### Task goal
Please return the records below exactly as they stand, with the pictures removed.

### Task input
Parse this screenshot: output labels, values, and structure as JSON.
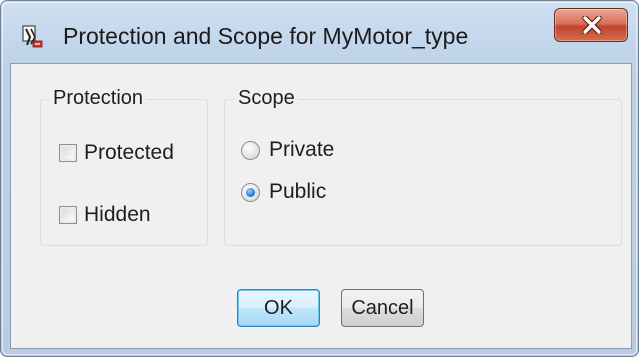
{
  "window": {
    "title": "Protection and Scope for MyMotor_type",
    "icon": "app-icon",
    "close_icon": "close-icon"
  },
  "protection": {
    "group_label": "Protection",
    "options": [
      {
        "label": "Protected",
        "checked": false
      },
      {
        "label": "Hidden",
        "checked": false
      }
    ]
  },
  "scope": {
    "group_label": "Scope",
    "options": [
      {
        "label": "Private",
        "selected": false
      },
      {
        "label": "Public",
        "selected": true
      }
    ]
  },
  "buttons": {
    "ok_label": "OK",
    "cancel_label": "Cancel"
  },
  "colors": {
    "title_bar": "#c3d6eb",
    "close_button": "#c9523c",
    "client_background": "#f0f0f0",
    "default_button": "#bee6fd"
  }
}
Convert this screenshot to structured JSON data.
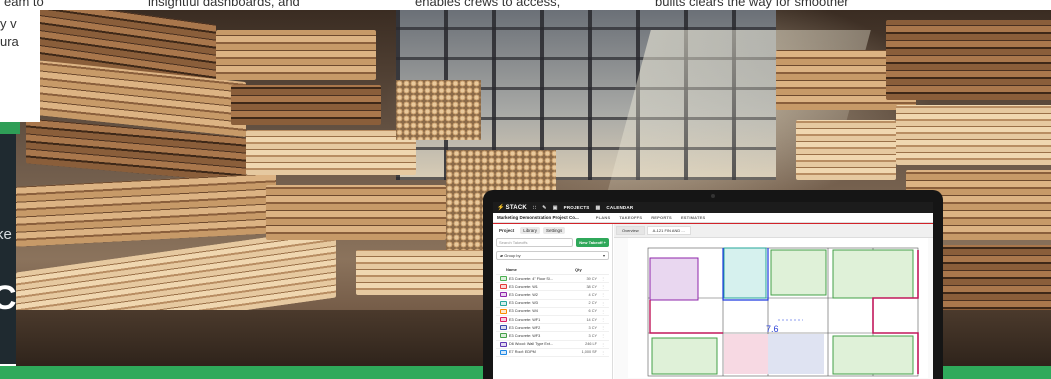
{
  "top_text": {
    "left_fragment": "eam to",
    "col2": "insightful dashboards, and",
    "col3": "enables crews to access,",
    "col4": "builts clears the way for smoother"
  },
  "left_remnant": {
    "line1": "y v",
    "line2": "ura",
    "dark_text1": "ke",
    "dark_text2": "C"
  },
  "app": {
    "logo": "STACK",
    "nav": [
      "PROJECTS",
      "CALENDAR"
    ],
    "project_name": "Marketing Demonstration Project Co...",
    "sub_nav": [
      "PLANS",
      "TAKEOFFS",
      "REPORTS",
      "ESTIMATES"
    ],
    "left_tabs": [
      "Project",
      "Library",
      "Settings"
    ],
    "search_placeholder": "Search Takeoffs",
    "new_takeoff_label": "New Takeoff +",
    "group_by_label": "Group by",
    "table_headers": {
      "name": "Name",
      "qty": "Qty"
    },
    "takeoffs": [
      {
        "name": "E3 Concrete: 4\" Floor Sl...",
        "qty": "39 CY",
        "color": "#4caf50"
      },
      {
        "name": "E3 Concrete: W1",
        "qty": "38 CY",
        "color": "#e53935"
      },
      {
        "name": "E3 Concrete: W2",
        "qty": "4 CY",
        "color": "#8e24aa"
      },
      {
        "name": "E3 Concrete: W3",
        "qty": "2 CY",
        "color": "#26a69a"
      },
      {
        "name": "E3 Concrete: W4",
        "qty": "6 CY",
        "color": "#fb8c00"
      },
      {
        "name": "E3 Concrete: WF1",
        "qty": "14 CY",
        "color": "#d81b60"
      },
      {
        "name": "E3 Concrete: WF2",
        "qty": "3 CY",
        "color": "#3949ab"
      },
      {
        "name": "E3 Concrete: WF3",
        "qty": "3 CY",
        "color": "#43a047"
      },
      {
        "name": "D6 Wood: Wall Type Ext...",
        "qty": "246 LF",
        "color": "#5e35b1"
      },
      {
        "name": "E7 Roof: EDPM",
        "qty": "1,000 SF",
        "color": "#1e88e5"
      }
    ],
    "plan_tabs": [
      "Overview",
      "A-121 FIN AND ..."
    ],
    "measurement_label": "7.6"
  },
  "colors": {
    "accent_green": "#2faa5b",
    "app_bar": "#1c1c1c",
    "accent_red": "#d2232a"
  }
}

### Task answer
Parse this screenshot: output labels, values, and structure as JSON.
{
  "window": {
    "title": "Protection and Scope for MyMotor_type",
    "icon": "app-icon",
    "close_icon": "close-icon"
  },
  "protection": {
    "group_label": "Protection",
    "options": [
      {
        "label": "Protected",
        "checked": false
      },
      {
        "label": "Hidden",
        "checked": false
      }
    ]
  },
  "scope": {
    "group_label": "Scope",
    "options": [
      {
        "label": "Private",
        "selected": false
      },
      {
        "label": "Public",
        "selected": true
      }
    ]
  },
  "buttons": {
    "ok_label": "OK",
    "cancel_label": "Cancel"
  },
  "colors": {
    "title_bar": "#c3d6eb",
    "close_button": "#c9523c",
    "client_background": "#f0f0f0",
    "default_button": "#bee6fd"
  }
}
Convert this screenshot to structured JSON data.
{
  "top_text": {
    "left_fragment": "eam to",
    "col2": "insightful dashboards, and",
    "col3": "enables crews to access,",
    "col4": "builts clears the way for smoother"
  },
  "left_remnant": {
    "line1": "y v",
    "line2": "ura",
    "dark_text1": "ke",
    "dark_text2": "C"
  },
  "app": {
    "logo": "STACK",
    "nav": [
      "PROJECTS",
      "CALENDAR"
    ],
    "project_name": "Marketing Demonstration Project Co...",
    "sub_nav": [
      "PLANS",
      "TAKEOFFS",
      "REPORTS",
      "ESTIMATES"
    ],
    "left_tabs": [
      "Project",
      "Library",
      "Settings"
    ],
    "search_placeholder": "Search Takeoffs",
    "new_takeoff_label": "New Takeoff +",
    "group_by_label": "Group by",
    "table_headers": {
      "name": "Name",
      "qty": "Qty"
    },
    "takeoffs": [
      {
        "name": "E3 Concrete: 4\" Floor Sl...",
        "qty": "39 CY",
        "color": "#4caf50"
      },
      {
        "name": "E3 Concrete: W1",
        "qty": "38 CY",
        "color": "#e53935"
      },
      {
        "name": "E3 Concrete: W2",
        "qty": "4 CY",
        "color": "#8e24aa"
      },
      {
        "name": "E3 Concrete: W3",
        "qty": "2 CY",
        "color": "#26a69a"
      },
      {
        "name": "E3 Concrete: W4",
        "qty": "6 CY",
        "color": "#fb8c00"
      },
      {
        "name": "E3 Concrete: WF1",
        "qty": "14 CY",
        "color": "#d81b60"
      },
      {
        "name": "E3 Concrete: WF2",
        "qty": "3 CY",
        "color": "#3949ab"
      },
      {
        "name": "E3 Concrete: WF3",
        "qty": "3 CY",
        "color": "#43a047"
      },
      {
        "name": "D6 Wood: Wall Type Ext...",
        "qty": "246 LF",
        "color": "#5e35b1"
      },
      {
        "name": "E7 Roof: EDPM",
        "qty": "1,000 SF",
        "color": "#1e88e5"
      }
    ],
    "plan_tabs": [
      "Overview",
      "A-121 FIN AND ..."
    ],
    "measurement_label": "7.6"
  },
  "colors": {
    "accent_green": "#2faa5b",
    "app_bar": "#1c1c1c",
    "accent_red": "#d2232a"
  }
}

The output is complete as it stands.